". . . On the other hand, if the several insurers restrict their obligation by agreeing to pay only that proportion of the loss as the amount insured by the respective insurers bears to the total insurance covering the property against the peril involved, then none of them has a right of contribution against the others because each contract is independent of the other contracts."
¶11 Irrespective of this authority which limits contribution rights to contracts evincing a common or concurrent liability, this Court is unwilling to impede early [655 P.2d 547] payment of an insured's loss by characterizing the carrier paying the full loss as a volunteer in the event it is later determined that there existed more than one insurance contract. The doctrine of legal subrogation as recognized in this state is broad enough to place the responsibility for payment where it should, in equity and good conscience, finally repose, and the trial court correctly so held. The principle of legal subrogation has been characterized in this jurisdiction as a classic remedy in equity; a fluid concept depending on each case's facts and circumstances based upon the natural justice of placing the ultimate responsibility for a loss where it ought finally to repose without the form of a rigid rule of law. Lawyers' Title Guaranty Fund v. Sanders, supra. Subrogation is a creature of equity intended to achieve the natural justice of placing the burden where it ought to rest, and unlike a fixed rule of law, subrogation is pliable and capable of being molded to attain justice to compel the ultimate discharge of a debt or obligation by the party who in good conscience ought to pay it. Mid America Trailer Sales, Inc. v. Moorman, 576 P.2d 1194 (Okl.App. 1977). The observation made above that appellant contracted to pay his proportionate share of the loss determines that the ultimate responsibility for that proportion should be transferred ultimately to its shoulders. This the trial court did, and the decision of the Court of Appeals reversing is VACATED and the judgment of the trial court is AFFIRMED.
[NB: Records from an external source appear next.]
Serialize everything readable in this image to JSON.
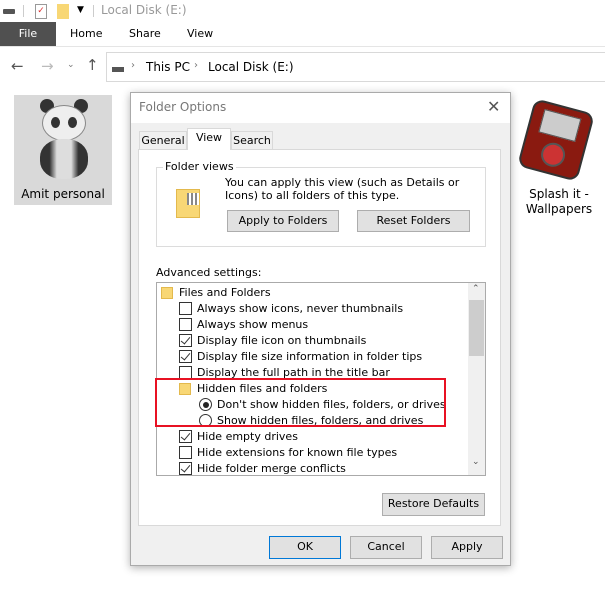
{
  "titlebar": {
    "title": "Local Disk (E:)",
    "icons": [
      "drive-icon",
      "properties-icon",
      "new-folder-icon",
      "customize-dropdown-icon"
    ]
  },
  "ribbon": {
    "tabs": [
      "File",
      "Home",
      "Share",
      "View"
    ]
  },
  "address": {
    "crumbs": [
      "This PC",
      "Local Disk (E:)"
    ]
  },
  "desktop_items": [
    {
      "label": "Amit personal",
      "icon": "panda-icon"
    },
    {
      "label": "Splash it - Wallpapers",
      "icon": "media-player-icon"
    }
  ],
  "dialog": {
    "title": "Folder Options",
    "tabs": [
      "General",
      "View",
      "Search"
    ],
    "active_tab": "View",
    "folder_views": {
      "legend": "Folder views",
      "text": "You can apply this view (such as Details or Icons) to all folders of this type.",
      "apply_label": "Apply to Folders",
      "reset_label": "Reset Folders"
    },
    "advanced_label": "Advanced settings:",
    "settings": [
      {
        "type": "folder",
        "label": "Files and Folders",
        "level": 0
      },
      {
        "type": "checkbox",
        "label": "Always show icons, never thumbnails",
        "checked": false
      },
      {
        "type": "checkbox",
        "label": "Always show menus",
        "checked": false
      },
      {
        "type": "checkbox",
        "label": "Display file icon on thumbnails",
        "checked": true
      },
      {
        "type": "checkbox",
        "label": "Display file size information in folder tips",
        "checked": true
      },
      {
        "type": "checkbox",
        "label": "Display the full path in the title bar",
        "checked": false
      },
      {
        "type": "folder",
        "label": "Hidden files and folders",
        "level": 1
      },
      {
        "type": "radio",
        "label": "Don't show hidden files, folders, or drives",
        "checked": true
      },
      {
        "type": "radio",
        "label": "Show hidden files, folders, and drives",
        "checked": false
      },
      {
        "type": "checkbox",
        "label": "Hide empty drives",
        "checked": true
      },
      {
        "type": "checkbox",
        "label": "Hide extensions for known file types",
        "checked": false
      },
      {
        "type": "checkbox",
        "label": "Hide folder merge conflicts",
        "checked": true
      }
    ],
    "highlight_color": "#e81123",
    "restore_label": "Restore Defaults",
    "ok_label": "OK",
    "cancel_label": "Cancel",
    "apply_label": "Apply"
  }
}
¶12 All Justices concur except SIMMS, J., who dissents.
1 Pro rata liability - This company shall not be liable for a greater portion of any loss than the amount hereby insured shall bear to the whole insurance covering the property against the peril involved, whether collectable or not. (Emphasis added.)